_What to work on_.
Taking the line that contains "Enumerate this screenshot's" as the start and the last line of the data as the end, repeat exactly every line in that span, but no pictures.
━━━━
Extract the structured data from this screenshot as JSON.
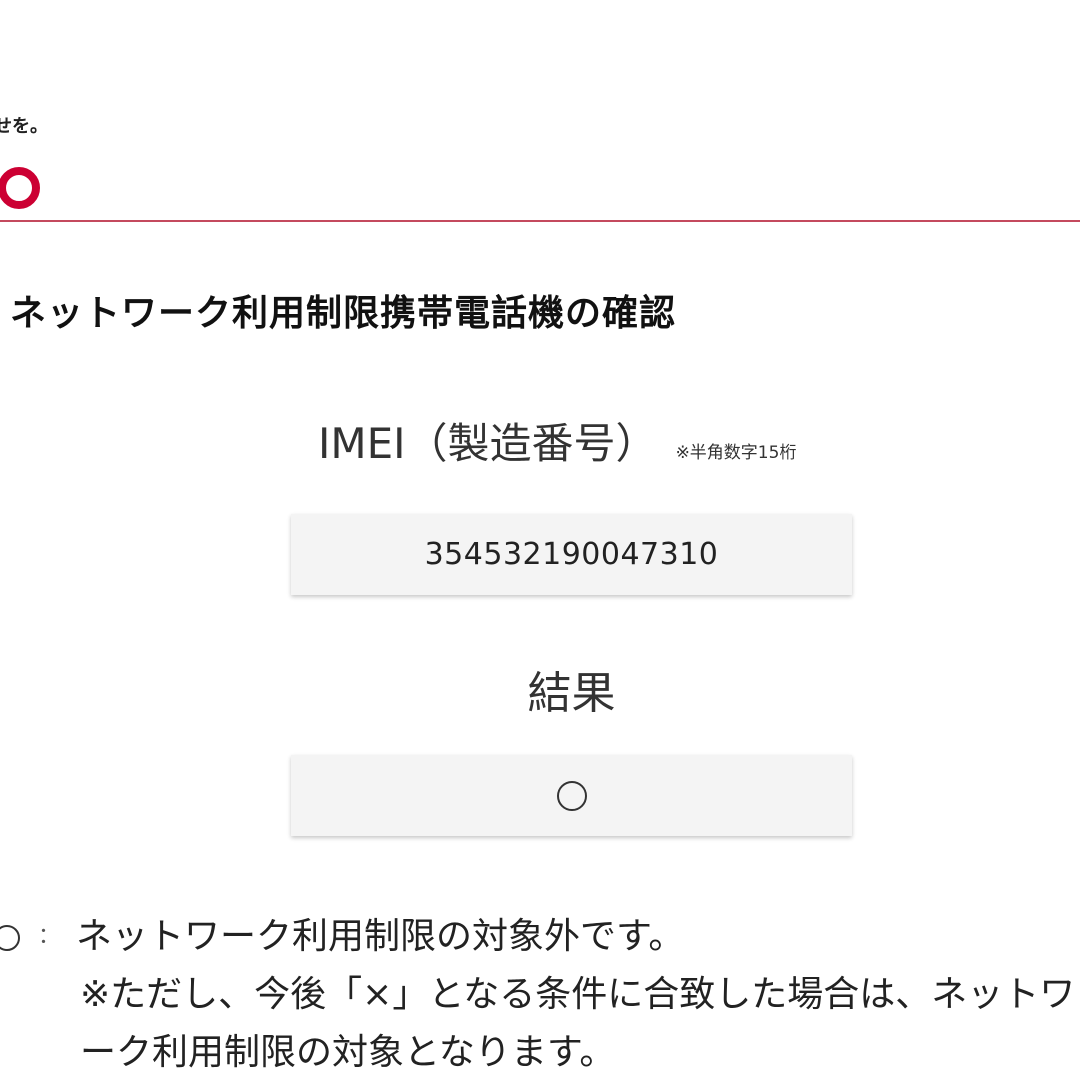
{
  "header": {
    "tagline": "せを。"
  },
  "page_title": "ネットワーク利用制限携帯電話機の確認",
  "imei": {
    "label": "IMEI（製造番号）",
    "note": "※半角数字15桁",
    "value": "354532190047310"
  },
  "result": {
    "label": "結果",
    "value_symbol": "circle-symbol"
  },
  "legend": {
    "symbol": "circle-symbol",
    "colon": "：",
    "text": "ネットワーク利用制限の対象外です。",
    "note": "※ただし、今後「×」となる条件に合致した場合は、ネットワーク利用制限の対象となります。"
  },
  "colors": {
    "brand_red": "#cc0033",
    "header_rule": "#c44a5e",
    "box_bg": "#f4f4f4"
  }
}
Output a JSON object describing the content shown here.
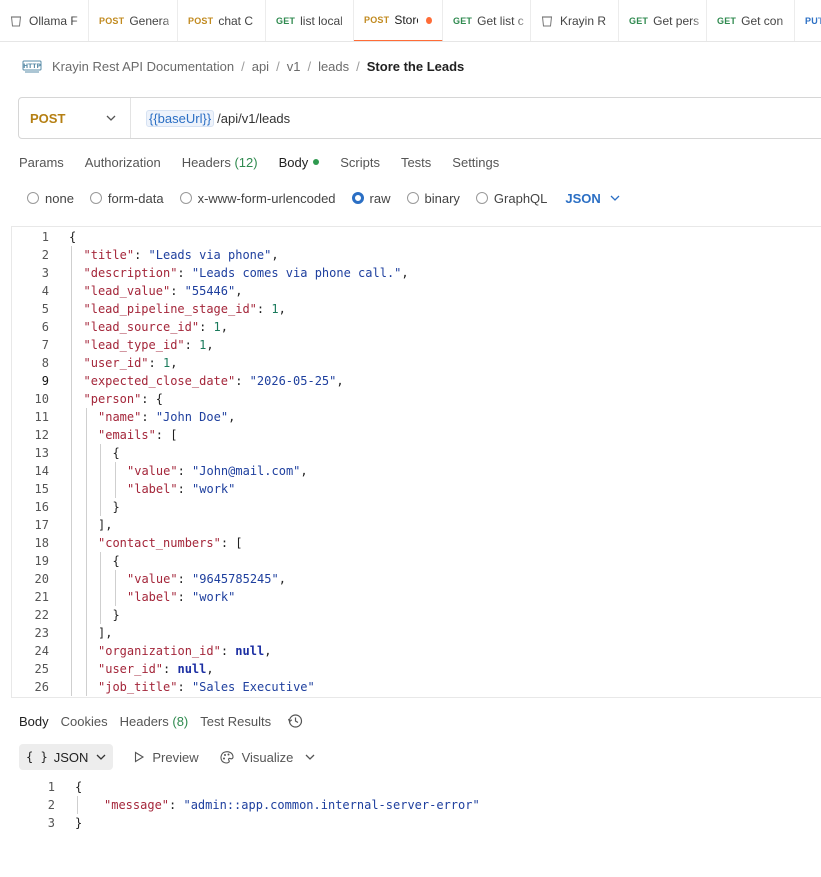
{
  "tabs": [
    {
      "method": "",
      "name": "Ollama F",
      "icon": "document-icon",
      "width": 89
    },
    {
      "method": "POST",
      "name": "Genera",
      "width": 89
    },
    {
      "method": "POST",
      "name": "chat C",
      "width": 88
    },
    {
      "method": "GET",
      "name": "list local",
      "width": 88
    },
    {
      "method": "POST",
      "name": "Store",
      "active": true,
      "unsaved": true,
      "width": 89
    },
    {
      "method": "GET",
      "name": "Get list c",
      "width": 88
    },
    {
      "method": "",
      "name": "Krayin R",
      "icon": "document-icon",
      "width": 88
    },
    {
      "method": "GET",
      "name": "Get pers",
      "width": 88
    },
    {
      "method": "GET",
      "name": "Get con",
      "width": 88
    },
    {
      "method": "PUT",
      "name": "",
      "width": 36
    }
  ],
  "breadcrumb": {
    "collection": "Krayin Rest API Documentation",
    "parts": [
      "api",
      "v1",
      "leads"
    ],
    "current": "Store the Leads"
  },
  "request": {
    "method": "POST",
    "url_var": "{{baseUrl}}",
    "url_path": "/api/v1/leads"
  },
  "request_tabs": {
    "params": "Params",
    "authorization": "Authorization",
    "headers": "Headers",
    "headers_count": "(12)",
    "body": "Body",
    "scripts": "Scripts",
    "tests": "Tests",
    "settings": "Settings"
  },
  "body_types": {
    "none": "none",
    "form_data": "form-data",
    "urlencoded": "x-www-form-urlencoded",
    "raw": "raw",
    "binary": "binary",
    "graphql": "GraphQL",
    "format": "JSON"
  },
  "request_body_lines": [
    {
      "n": "1",
      "indent": 0,
      "tokens": [
        [
          "p",
          "{"
        ]
      ]
    },
    {
      "n": "2",
      "indent": 1,
      "tokens": [
        [
          "k",
          "\"title\""
        ],
        [
          "p",
          ": "
        ],
        [
          "s",
          "\"Leads via phone\""
        ],
        [
          "p",
          ","
        ]
      ]
    },
    {
      "n": "3",
      "indent": 1,
      "tokens": [
        [
          "k",
          "\"description\""
        ],
        [
          "p",
          ": "
        ],
        [
          "s",
          "\"Leads comes via phone call.\""
        ],
        [
          "p",
          ","
        ]
      ]
    },
    {
      "n": "4",
      "indent": 1,
      "tokens": [
        [
          "k",
          "\"lead_value\""
        ],
        [
          "p",
          ": "
        ],
        [
          "s",
          "\"55446\""
        ],
        [
          "p",
          ","
        ]
      ]
    },
    {
      "n": "5",
      "indent": 1,
      "tokens": [
        [
          "k",
          "\"lead_pipeline_stage_id\""
        ],
        [
          "p",
          ": "
        ],
        [
          "n",
          "1"
        ],
        [
          "p",
          ","
        ]
      ]
    },
    {
      "n": "6",
      "indent": 1,
      "tokens": [
        [
          "k",
          "\"lead_source_id\""
        ],
        [
          "p",
          ": "
        ],
        [
          "n",
          "1"
        ],
        [
          "p",
          ","
        ]
      ]
    },
    {
      "n": "7",
      "indent": 1,
      "tokens": [
        [
          "k",
          "\"lead_type_id\""
        ],
        [
          "p",
          ": "
        ],
        [
          "n",
          "1"
        ],
        [
          "p",
          ","
        ]
      ]
    },
    {
      "n": "8",
      "indent": 1,
      "tokens": [
        [
          "k",
          "\"user_id\""
        ],
        [
          "p",
          ": "
        ],
        [
          "n",
          "1"
        ],
        [
          "p",
          ","
        ]
      ]
    },
    {
      "n": "9",
      "indent": 1,
      "current": true,
      "tokens": [
        [
          "k",
          "\"expected_close_date\""
        ],
        [
          "p",
          ": "
        ],
        [
          "s",
          "\"2026-05-25\""
        ],
        [
          "p",
          ","
        ]
      ]
    },
    {
      "n": "10",
      "indent": 1,
      "tokens": [
        [
          "k",
          "\"person\""
        ],
        [
          "p",
          ": {"
        ]
      ]
    },
    {
      "n": "11",
      "indent": 2,
      "tokens": [
        [
          "k",
          "\"name\""
        ],
        [
          "p",
          ": "
        ],
        [
          "s",
          "\"John Doe\""
        ],
        [
          "p",
          ","
        ]
      ]
    },
    {
      "n": "12",
      "indent": 2,
      "tokens": [
        [
          "k",
          "\"emails\""
        ],
        [
          "p",
          ": ["
        ]
      ]
    },
    {
      "n": "13",
      "indent": 3,
      "tokens": [
        [
          "p",
          "{"
        ]
      ]
    },
    {
      "n": "14",
      "indent": 4,
      "tokens": [
        [
          "k",
          "\"value\""
        ],
        [
          "p",
          ": "
        ],
        [
          "s",
          "\"John@mail.com\""
        ],
        [
          "p",
          ","
        ]
      ]
    },
    {
      "n": "15",
      "indent": 4,
      "tokens": [
        [
          "k",
          "\"label\""
        ],
        [
          "p",
          ": "
        ],
        [
          "s",
          "\"work\""
        ]
      ]
    },
    {
      "n": "16",
      "indent": 3,
      "tokens": [
        [
          "p",
          "}"
        ]
      ]
    },
    {
      "n": "17",
      "indent": 2,
      "tokens": [
        [
          "p",
          "],"
        ]
      ]
    },
    {
      "n": "18",
      "indent": 2,
      "tokens": [
        [
          "k",
          "\"contact_numbers\""
        ],
        [
          "p",
          ": ["
        ]
      ]
    },
    {
      "n": "19",
      "indent": 3,
      "tokens": [
        [
          "p",
          "{"
        ]
      ]
    },
    {
      "n": "20",
      "indent": 4,
      "tokens": [
        [
          "k",
          "\"value\""
        ],
        [
          "p",
          ": "
        ],
        [
          "s",
          "\"9645785245\""
        ],
        [
          "p",
          ","
        ]
      ]
    },
    {
      "n": "21",
      "indent": 4,
      "tokens": [
        [
          "k",
          "\"label\""
        ],
        [
          "p",
          ": "
        ],
        [
          "s",
          "\"work\""
        ]
      ]
    },
    {
      "n": "22",
      "indent": 3,
      "tokens": [
        [
          "p",
          "}"
        ]
      ]
    },
    {
      "n": "23",
      "indent": 2,
      "tokens": [
        [
          "p",
          "],"
        ]
      ]
    },
    {
      "n": "24",
      "indent": 2,
      "tokens": [
        [
          "k",
          "\"organization_id\""
        ],
        [
          "p",
          ": "
        ],
        [
          "kw",
          "null"
        ],
        [
          "p",
          ","
        ]
      ]
    },
    {
      "n": "25",
      "indent": 2,
      "tokens": [
        [
          "k",
          "\"user_id\""
        ],
        [
          "p",
          ": "
        ],
        [
          "kw",
          "null"
        ],
        [
          "p",
          ","
        ]
      ]
    },
    {
      "n": "26",
      "indent": 2,
      "tokens": [
        [
          "k",
          "\"job_title\""
        ],
        [
          "p",
          ": "
        ],
        [
          "s",
          "\"Sales Executive\""
        ]
      ]
    }
  ],
  "response_tabs": {
    "body": "Body",
    "cookies": "Cookies",
    "headers": "Headers",
    "headers_count": "(8)",
    "test_results": "Test Results"
  },
  "response_toolbar": {
    "format_brace": "{ }",
    "format": "JSON",
    "preview": "Preview",
    "visualize": "Visualize"
  },
  "response_body_lines": [
    {
      "n": "1",
      "indent": 0,
      "tokens": [
        [
          "p",
          "{"
        ]
      ]
    },
    {
      "n": "2",
      "indent": 1,
      "tokens": [
        [
          "k",
          "\"message\""
        ],
        [
          "p",
          ": "
        ],
        [
          "s",
          "\"admin::app.common.internal-server-error\""
        ]
      ]
    },
    {
      "n": "3",
      "indent": 0,
      "tokens": [
        [
          "p",
          "}"
        ]
      ]
    }
  ],
  "colors": {
    "accent": "#ff6c37",
    "post": "#c18a1f",
    "get": "#2f8a4f",
    "link_blue": "#2b6fc4"
  }
}
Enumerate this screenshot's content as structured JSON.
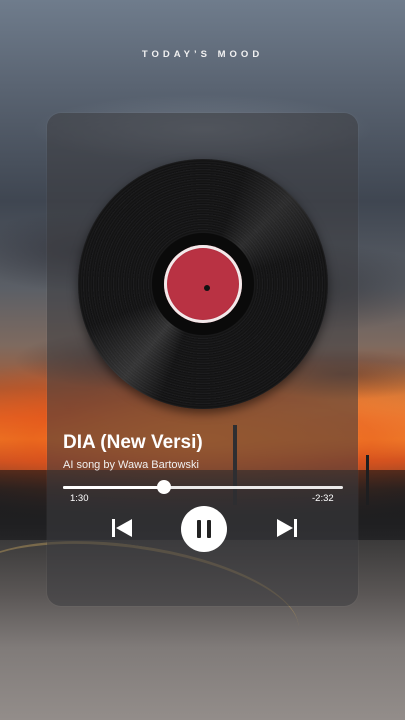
{
  "header": {
    "title": "TODAY’S MOOD"
  },
  "player": {
    "song_title": "DIA (New Versi)",
    "artist": "AI song by Wawa Bartowski",
    "elapsed": "1:30",
    "remaining": "-2:32",
    "progress_fraction": 0.36
  },
  "controls": {
    "previous_icon": "skip-previous-icon",
    "pause_icon": "pause-icon",
    "next_icon": "skip-next-icon"
  },
  "colors": {
    "record_label": "#b93243",
    "accent": "#ffffff"
  }
}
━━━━
_Response area_.
Enumerate this screenshot's content as structured JSON.
{
  "header": {
    "title": "TODAY’S MOOD"
  },
  "player": {
    "song_title": "DIA (New Versi)",
    "artist": "AI song by Wawa Bartowski",
    "elapsed": "1:30",
    "remaining": "-2:32",
    "progress_fraction": 0.36
  },
  "controls": {
    "previous_icon": "skip-previous-icon",
    "pause_icon": "pause-icon",
    "next_icon": "skip-next-icon"
  },
  "colors": {
    "record_label": "#b93243",
    "accent": "#ffffff"
  }
}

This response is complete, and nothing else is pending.